    And recently she received a $5,000 donation from Wish Upon a Star.
    She’s grateful for all the support she’s received with the fundraising efforts. Amazed at the large donation from the Joliet-based Wish Upon a Star foundation and the on-going support of students in her district.
    Additionally, through a partnership with national clothing manufacturer Ivory Ella and its partners Alex & Ani and Love Your Melon, Bugg helped to raise thousands more to support child cancer research.
    “People think, oh, I can only donate $5 and it’s not going to help, but it does. Any donation, even a $1 helps and shows you care and want to make a difference,” Bugg said.
    She wants people to know that ever dollar donated, letter received  and word of encouragement shared means a lot to her, and to the thousands of kids ages 0-18 fighting cancer.
    Throughout her treatment, especially in those initial months, she said the letters and packages that arrived at her door kept her going. “Knowing how many people were thinking of me, it really helped,” she said.
    What also has helped is connecting with other kids who are going through treatment.
    “It’s nice to know someone understands what you are going through. Even as much as your family and friends try to understand, they don’t unless they’ve gone through it,” she said.
    Through social media and her father’s weekly blog, “Megan’s Journey,” she’s made dozens of new friends, unfortunately a few have since lost their battle. One of them was Mia.
    Mia, like Megan, was diagnosed with alveolar rhabdomyosarcoma. She passed away one year ago, just days after the two met in person.
    “When my friend, Mia died from the same (cancer), it was scary in a lot of different ways, but it made me realize she did not deserve that, no one deserves that and it’s time we stepped up and did something, so if no one else is going to, I’m going to,” Bugg said.
    Her determination to demand more for herself and her peers shows the growth that’s come in the past three years.
    Admittedly shy, Megan said she’s no longer afraid to speak up and speak out about what she believes in. Some would say she’s lost her filter and that’s good.
    “It’s still hard to share your full story but, I know when I’m sharing I’m helping people,” Bugg said.
    Today she talks about the ups and downs that have come with cancer, learning to live in the moment and never taking a day for granted.

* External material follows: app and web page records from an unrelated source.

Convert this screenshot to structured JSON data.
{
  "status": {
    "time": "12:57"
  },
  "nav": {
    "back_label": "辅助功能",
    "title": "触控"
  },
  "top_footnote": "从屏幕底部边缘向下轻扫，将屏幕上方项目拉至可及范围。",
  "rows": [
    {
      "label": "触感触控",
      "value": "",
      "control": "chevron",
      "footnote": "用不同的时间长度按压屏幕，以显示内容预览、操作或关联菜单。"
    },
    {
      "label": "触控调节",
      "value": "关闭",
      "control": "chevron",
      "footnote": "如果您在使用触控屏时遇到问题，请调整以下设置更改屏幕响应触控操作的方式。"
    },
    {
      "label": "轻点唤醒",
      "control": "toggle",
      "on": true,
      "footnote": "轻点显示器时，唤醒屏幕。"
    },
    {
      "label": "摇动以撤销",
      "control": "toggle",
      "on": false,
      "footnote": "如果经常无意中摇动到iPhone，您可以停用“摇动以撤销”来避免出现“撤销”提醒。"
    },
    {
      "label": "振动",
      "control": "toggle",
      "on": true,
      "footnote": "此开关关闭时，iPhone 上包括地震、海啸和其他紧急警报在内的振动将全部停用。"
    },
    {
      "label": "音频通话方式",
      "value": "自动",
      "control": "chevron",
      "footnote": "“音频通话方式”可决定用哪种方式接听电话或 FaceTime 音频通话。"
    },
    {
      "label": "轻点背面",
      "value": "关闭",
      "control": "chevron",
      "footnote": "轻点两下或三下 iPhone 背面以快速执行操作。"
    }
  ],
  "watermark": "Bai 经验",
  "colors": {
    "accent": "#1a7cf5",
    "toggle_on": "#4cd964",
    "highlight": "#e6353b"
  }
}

    Megan will tell you cancer is a scary ride, the unknown of how she’ll do from one day to the next, the anxiety that comes with regular checkups and scans.
    “It’s a scary thing, when there is no cure or actual treatment that is going to 100 percent kill the cancer. Not knowing what’s next is scary, I have scans coming up in the middle of March, but I’m trying to forget about it for now. If I worry about it forever and there is something, then I’ve just wasted a whole month,” she said.
    Over time Megan has learned to try not to think too much about the next doctor’s appointment, blood draw or scan.
    What she is focusing on these days is what her future holds. She’s making plans to take more courses at school, will do some work over the summer months in order to graduate with her class in spring 2019.
    After that, she’s looking to head west to college in California. A career in entertainment or the medical field are current options, but she hasn’t made any solid plans as of yet.
    No matter where her path takes her, it’s a sure bet she’ll continue making her mark in the fight against childhood cancer.
    “My goal is to keep fundraising, getting money until we find that cure and no kid has to go through it anymore and no kid is dying or suffering, because a kid should be enjoying their childhood not worrying about being sick and if they will live,” Bugg said.
    To continue support for research, she’s accepting donations for the alveolar rhabdomyosarcoma  research initatives at Luries.
    Donation’s made payable to Lurie Children’s Hospital can be sent to her dad, Kent Bugg, at the Coal City Unit 1 School District Administration Center, 550 S. Carbon Hill Rd.,Coal City, IL, 60416.